### DATA TO USE
========================
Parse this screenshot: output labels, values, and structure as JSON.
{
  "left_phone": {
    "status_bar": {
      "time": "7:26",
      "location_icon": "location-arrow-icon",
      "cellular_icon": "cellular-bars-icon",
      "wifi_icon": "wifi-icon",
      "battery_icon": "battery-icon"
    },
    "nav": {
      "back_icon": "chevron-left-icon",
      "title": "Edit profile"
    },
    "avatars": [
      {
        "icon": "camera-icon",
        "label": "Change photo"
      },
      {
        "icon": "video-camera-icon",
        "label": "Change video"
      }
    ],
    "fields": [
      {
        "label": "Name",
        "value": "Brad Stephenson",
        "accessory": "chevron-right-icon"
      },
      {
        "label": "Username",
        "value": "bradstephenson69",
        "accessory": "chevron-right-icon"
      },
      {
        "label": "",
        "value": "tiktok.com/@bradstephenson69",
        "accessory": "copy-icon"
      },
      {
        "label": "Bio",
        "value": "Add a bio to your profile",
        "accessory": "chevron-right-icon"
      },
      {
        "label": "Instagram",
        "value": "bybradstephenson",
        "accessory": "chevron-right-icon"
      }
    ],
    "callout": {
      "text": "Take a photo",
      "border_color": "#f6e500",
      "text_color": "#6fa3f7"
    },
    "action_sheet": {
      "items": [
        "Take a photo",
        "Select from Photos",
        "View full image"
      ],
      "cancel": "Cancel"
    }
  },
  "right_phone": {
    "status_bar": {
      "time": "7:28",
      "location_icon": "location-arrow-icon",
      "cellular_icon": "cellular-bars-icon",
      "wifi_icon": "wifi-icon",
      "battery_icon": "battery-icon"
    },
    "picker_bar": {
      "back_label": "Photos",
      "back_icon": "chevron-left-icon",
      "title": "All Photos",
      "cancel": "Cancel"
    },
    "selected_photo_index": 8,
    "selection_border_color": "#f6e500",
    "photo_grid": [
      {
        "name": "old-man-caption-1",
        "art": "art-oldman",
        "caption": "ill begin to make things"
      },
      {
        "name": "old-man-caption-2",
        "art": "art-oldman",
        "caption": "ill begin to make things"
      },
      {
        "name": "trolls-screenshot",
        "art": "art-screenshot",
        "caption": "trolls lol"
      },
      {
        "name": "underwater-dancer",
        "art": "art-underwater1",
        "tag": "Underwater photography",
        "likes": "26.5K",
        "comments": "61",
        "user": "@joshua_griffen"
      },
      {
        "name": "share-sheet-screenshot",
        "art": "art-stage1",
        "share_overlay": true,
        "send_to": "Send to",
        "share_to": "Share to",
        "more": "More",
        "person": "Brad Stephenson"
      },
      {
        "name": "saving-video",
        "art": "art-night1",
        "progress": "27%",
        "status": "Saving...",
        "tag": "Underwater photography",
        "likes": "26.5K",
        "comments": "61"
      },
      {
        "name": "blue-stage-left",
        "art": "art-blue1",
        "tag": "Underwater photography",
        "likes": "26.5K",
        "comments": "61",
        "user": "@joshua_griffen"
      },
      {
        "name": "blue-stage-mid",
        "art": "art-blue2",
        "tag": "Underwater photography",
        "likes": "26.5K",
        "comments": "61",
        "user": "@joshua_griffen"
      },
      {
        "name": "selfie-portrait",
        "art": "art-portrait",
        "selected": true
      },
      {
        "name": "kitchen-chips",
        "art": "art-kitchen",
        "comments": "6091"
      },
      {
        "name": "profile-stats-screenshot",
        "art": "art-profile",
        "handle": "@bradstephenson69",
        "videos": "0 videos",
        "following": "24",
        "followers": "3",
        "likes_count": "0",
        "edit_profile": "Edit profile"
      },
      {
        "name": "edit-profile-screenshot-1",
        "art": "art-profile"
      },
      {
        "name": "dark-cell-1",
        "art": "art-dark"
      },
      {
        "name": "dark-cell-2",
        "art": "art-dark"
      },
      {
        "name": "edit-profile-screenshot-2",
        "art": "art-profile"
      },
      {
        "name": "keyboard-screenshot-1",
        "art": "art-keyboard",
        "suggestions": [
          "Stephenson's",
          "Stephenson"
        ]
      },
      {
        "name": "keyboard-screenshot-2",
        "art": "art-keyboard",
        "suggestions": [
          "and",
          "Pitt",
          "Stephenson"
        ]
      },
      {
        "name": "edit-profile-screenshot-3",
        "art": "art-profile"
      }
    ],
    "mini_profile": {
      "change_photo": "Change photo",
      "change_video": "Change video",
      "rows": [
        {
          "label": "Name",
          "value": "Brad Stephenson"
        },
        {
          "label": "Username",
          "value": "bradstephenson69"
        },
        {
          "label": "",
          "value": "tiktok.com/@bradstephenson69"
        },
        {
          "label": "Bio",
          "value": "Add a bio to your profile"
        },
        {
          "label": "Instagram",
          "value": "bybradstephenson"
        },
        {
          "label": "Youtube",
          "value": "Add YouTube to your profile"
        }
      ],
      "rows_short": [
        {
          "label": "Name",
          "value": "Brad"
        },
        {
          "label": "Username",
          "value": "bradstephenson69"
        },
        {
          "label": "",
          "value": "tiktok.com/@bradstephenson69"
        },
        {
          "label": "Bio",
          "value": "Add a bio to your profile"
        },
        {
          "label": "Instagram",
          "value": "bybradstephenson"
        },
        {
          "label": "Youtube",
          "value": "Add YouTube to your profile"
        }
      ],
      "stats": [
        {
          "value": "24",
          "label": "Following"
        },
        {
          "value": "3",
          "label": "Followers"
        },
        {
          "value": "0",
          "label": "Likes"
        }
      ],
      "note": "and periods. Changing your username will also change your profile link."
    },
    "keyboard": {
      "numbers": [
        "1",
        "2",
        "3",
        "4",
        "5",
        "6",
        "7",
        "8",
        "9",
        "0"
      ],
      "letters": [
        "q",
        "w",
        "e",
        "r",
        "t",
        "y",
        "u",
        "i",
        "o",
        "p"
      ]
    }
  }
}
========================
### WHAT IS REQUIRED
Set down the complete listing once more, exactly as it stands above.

### TASK RESPONSE
Parse this screenshot: output labels, values, and structure as JSON.
{
  "left_phone": {
    "status_bar": {
      "time": "7:26",
      "location_icon": "location-arrow-icon",
      "cellular_icon": "cellular-bars-icon",
      "wifi_icon": "wifi-icon",
      "battery_icon": "battery-icon"
    },
    "nav": {
      "back_icon": "chevron-left-icon",
      "title": "Edit profile"
    },
    "avatars": [
      {
        "icon": "camera-icon",
        "label": "Change photo"
      },
      {
        "icon": "video-camera-icon",
        "label": "Change video"
      }
    ],
    "fields": [
      {
        "label": "Name",
        "value": "Brad Stephenson",
        "accessory": "chevron-right-icon"
      },
      {
        "label": "Username",
        "value": "bradstephenson69",
        "accessory": "chevron-right-icon"
      },
      {
        "label": "",
        "value": "tiktok.com/@bradstephenson69",
        "accessory": "copy-icon"
      },
      {
        "label": "Bio",
        "value": "Add a bio to your profile",
        "accessory": "chevron-right-icon"
      },
      {
        "label": "Instagram",
        "value": "bybradstephenson",
        "accessory": "chevron-right-icon"
      }
    ],
    "callout": {
      "text": "Take a photo",
      "border_color": "#f6e500",
      "text_color": "#6fa3f7"
    },
    "action_sheet": {
      "items": [
        "Take a photo",
        "Select from Photos",
        "View full image"
      ],
      "cancel": "Cancel"
    }
  },
  "right_phone": {
    "status_bar": {
      "time": "7:28",
      "location_icon": "location-arrow-icon",
      "cellular_icon": "cellular-bars-icon",
      "wifi_icon": "wifi-icon",
      "battery_icon": "battery-icon"
    },
    "picker_bar": {
      "back_label": "Photos",
      "back_icon": "chevron-left-icon",
      "title": "All Photos",
      "cancel": "Cancel"
    },
    "selected_photo_index": 8,
    "selection_border_color": "#f6e500",
    "photo_grid": [
      {
        "name": "old-man-caption-1",
        "art": "art-oldman",
        "caption": "ill begin to make things"
      },
      {
        "name": "old-man-caption-2",
        "art": "art-oldman",
        "caption": "ill begin to make things"
      },
      {
        "name": "trolls-screenshot",
        "art": "art-screenshot",
        "caption": "trolls lol"
      },
      {
        "name": "underwater-dancer",
        "art": "art-underwater1",
        "tag": "Underwater photography",
        "likes": "26.5K",
        "comments": "61",
        "user": "@joshua_griffen"
      },
      {
        "name": "share-sheet-screenshot",
        "art": "art-stage1",
        "share_overlay": true,
        "send_to": "Send to",
        "share_to": "Share to",
        "more": "More",
        "person": "Brad Stephenson"
      },
      {
        "name": "saving-video",
        "art": "art-night1",
        "progress": "27%",
        "status": "Saving...",
        "tag": "Underwater photography",
        "likes": "26.5K",
        "comments": "61"
      },
      {
        "name": "blue-stage-left",
        "art": "art-blue1",
        "tag": "Underwater photography",
        "likes": "26.5K",
        "comments": "61",
        "user": "@joshua_griffen"
      },
      {
        "name": "blue-stage-mid",
        "art": "art-blue2",
        "tag": "Underwater photography",
        "likes": "26.5K",
        "comments": "61",
        "user": "@joshua_griffen"
      },
      {
        "name": "selfie-portrait",
        "art": "art-portrait",
        "selected": true
      },
      {
        "name": "kitchen-chips",
        "art": "art-kitchen",
        "comments": "6091"
      },
      {
        "name": "profile-stats-screenshot",
        "art": "art-profile",
        "handle": "@bradstephenson69",
        "videos": "0 videos",
        "following": "24",
        "followers": "3",
        "likes_count": "0",
        "edit_profile": "Edit profile"
      },
      {
        "name": "edit-profile-screenshot-1",
        "art": "art-profile"
      },
      {
        "name": "dark-cell-1",
        "art": "art-dark"
      },
      {
        "name": "dark-cell-2",
        "art": "art-dark"
      },
      {
        "name": "edit-profile-screenshot-2",
        "art": "art-profile"
      },
      {
        "name": "keyboard-screenshot-1",
        "art": "art-keyboard",
        "suggestions": [
          "Stephenson's",
          "Stephenson"
        ]
      },
      {
        "name": "keyboard-screenshot-2",
        "art": "art-keyboard",
        "suggestions": [
          "and",
          "Pitt",
          "Stephenson"
        ]
      },
      {
        "name": "edit-profile-screenshot-3",
        "art": "art-profile"
      }
    ],
    "mini_profile": {
      "change_photo": "Change photo",
      "change_video": "Change video",
      "rows": [
        {
          "label": "Name",
          "value": "Brad Stephenson"
        },
        {
          "label": "Username",
          "value": "bradstephenson69"
        },
        {
          "label": "",
          "value": "tiktok.com/@bradstephenson69"
        },
        {
          "label": "Bio",
          "value": "Add a bio to your profile"
        },
        {
          "label": "Instagram",
          "value": "bybradstephenson"
        },
        {
          "label": "Youtube",
          "value": "Add YouTube to your profile"
        }
      ],
      "rows_short": [
        {
          "label": "Name",
          "value": "Brad"
        },
        {
          "label": "Username",
          "value": "bradstephenson69"
        },
        {
          "label": "",
          "value": "tiktok.com/@bradstephenson69"
        },
        {
          "label": "Bio",
          "value": "Add a bio to your profile"
        },
        {
          "label": "Instagram",
          "value": "bybradstephenson"
        },
        {
          "label": "Youtube",
          "value": "Add YouTube to your profile"
        }
      ],
      "stats": [
        {
          "value": "24",
          "label": "Following"
        },
        {
          "value": "3",
          "label": "Followers"
        },
        {
          "value": "0",
          "label": "Likes"
        }
      ],
      "note": "and periods. Changing your username will also change your profile link."
    },
    "keyboard": {
      "numbers": [
        "1",
        "2",
        "3",
        "4",
        "5",
        "6",
        "7",
        "8",
        "9",
        "0"
      ],
      "letters": [
        "q",
        "w",
        "e",
        "r",
        "t",
        "y",
        "u",
        "i",
        "o",
        "p"
      ]
    }
  }
}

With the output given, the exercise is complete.